### YOUR ASSIGNMENT
How many lines in the entries below contain "heart"? Answer with the number only.

### DATA SUPPLIED
'''

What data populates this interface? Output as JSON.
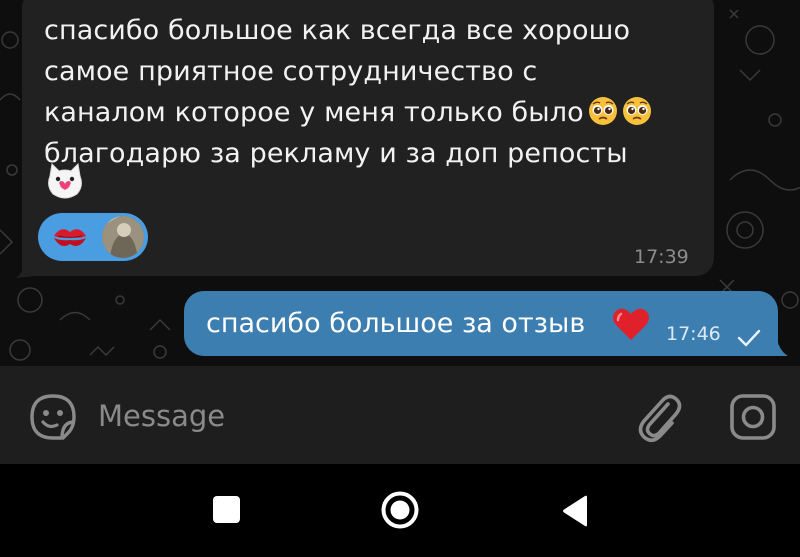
{
  "conversation": {
    "incoming": {
      "text_lines": [
        "спасибо большое как всегда все хорошо",
        "самое приятное сотрудничество с",
        "каналом которое у меня только было",
        "благодарю за рекламу и за доп репосты"
      ],
      "emoji_after_line_3": [
        "pleading-face",
        "pleading-face"
      ],
      "sticker": "cat-with-heart-sticker",
      "reactions": [
        "kiss-mark",
        "user-avatar"
      ],
      "time": "17:39"
    },
    "outgoing": {
      "text": "спасибо большое за отзыв",
      "emoji": "red-heart",
      "time": "17:46",
      "status": "sent-check"
    }
  },
  "composer": {
    "placeholder": "Message",
    "icons": [
      "emoji-icon",
      "attach-icon",
      "camera-icon"
    ]
  },
  "system_nav": {
    "icons": [
      "recents-icon",
      "home-icon",
      "back-icon"
    ]
  },
  "colors": {
    "chat_background": "#0e0e0e",
    "incoming_bubble": "#212121",
    "outgoing_bubble": "#3d7eb0",
    "reaction_pill": "#4a9de0",
    "composer_background": "#1e1e1e"
  }
}
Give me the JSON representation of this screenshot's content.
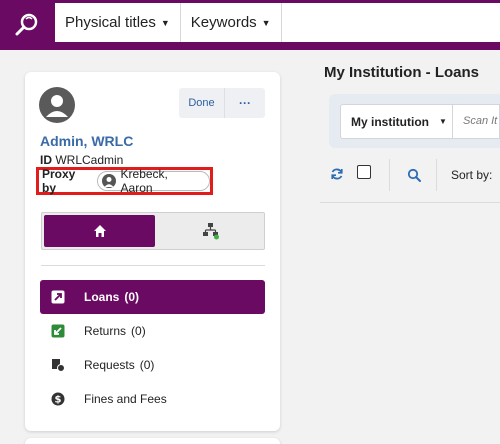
{
  "header": {
    "search_type": "Physical titles",
    "search_field": "Keywords",
    "search_value": ""
  },
  "patron": {
    "name": "Admin, WRLC",
    "id_label": "ID",
    "id_value": "WRLCadmin",
    "done_label": "Done",
    "more_label": "···",
    "proxy_label": "Proxy by",
    "proxy_name": "Krebeck, Aaron"
  },
  "nav": {
    "items": [
      {
        "label": "Loans",
        "count": "(0)",
        "icon": "loan-icon"
      },
      {
        "label": "Returns",
        "count": "(0)",
        "icon": "return-icon"
      },
      {
        "label": "Requests",
        "count": "(0)",
        "icon": "request-icon"
      },
      {
        "label": "Fines and Fees",
        "count": "",
        "icon": "dollar-icon"
      }
    ]
  },
  "main": {
    "title": "My Institution - Loans",
    "scope_value": "My institution",
    "scan_placeholder": "Scan It",
    "sort_label": "Sort by:"
  },
  "colors": {
    "brand": "#6b0a62",
    "link": "#3a6aa8",
    "highlight_border": "#e21b1b"
  }
}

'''

### WRITTEN ANSWER
2